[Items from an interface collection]
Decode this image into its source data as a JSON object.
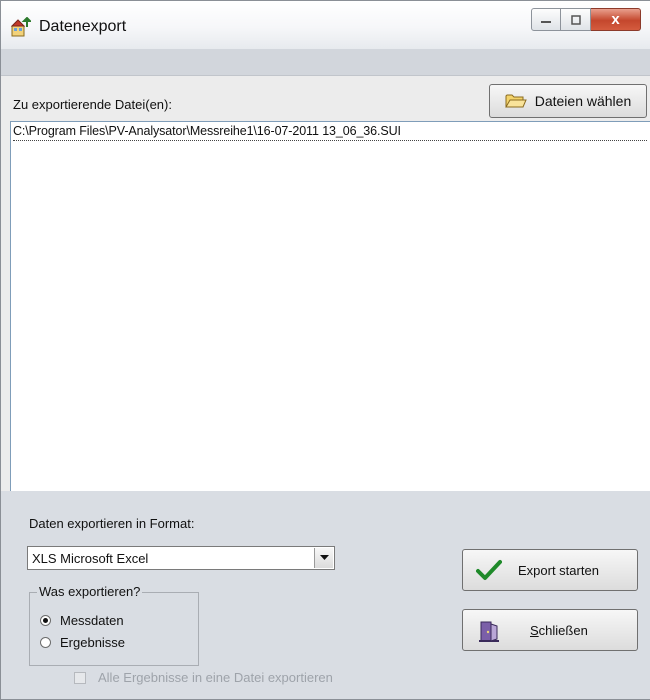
{
  "window": {
    "title": "Datenexport",
    "close_glyph": "x"
  },
  "files": {
    "label": "Zu exportierende Datei(en):",
    "choose_button": "Dateien wählen",
    "items": [
      "C:\\Program Files\\PV-Analysator\\Messreihe1\\16-07-2011  13_06_36.SUI"
    ]
  },
  "format": {
    "label": "Daten exportieren in Format:",
    "selected": "XLS Microsoft Excel"
  },
  "what": {
    "legend": "Was exportieren?",
    "options": [
      {
        "label": "Messdaten",
        "checked": true
      },
      {
        "label": "Ergebnisse",
        "checked": false
      }
    ]
  },
  "all_results": {
    "label": "Alle Ergebnisse in eine Datei exportieren",
    "checked": false,
    "enabled": false
  },
  "actions": {
    "export_label": "Export starten",
    "close_label_u": "S",
    "close_label_rest": "chließen"
  },
  "icons": {
    "app": "app-icon",
    "folder": "folder-icon",
    "export": "checkmark-icon",
    "close": "exit-door-icon"
  },
  "colors": {
    "window_bg": "#d9dde3",
    "close_button": "#c4472d",
    "checkmark": "#1f8a2a"
  }
}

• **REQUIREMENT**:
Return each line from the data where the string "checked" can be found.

• **WRITTEN RESPONSE**:
        "checked": true
        "checked": false
    "checked": false,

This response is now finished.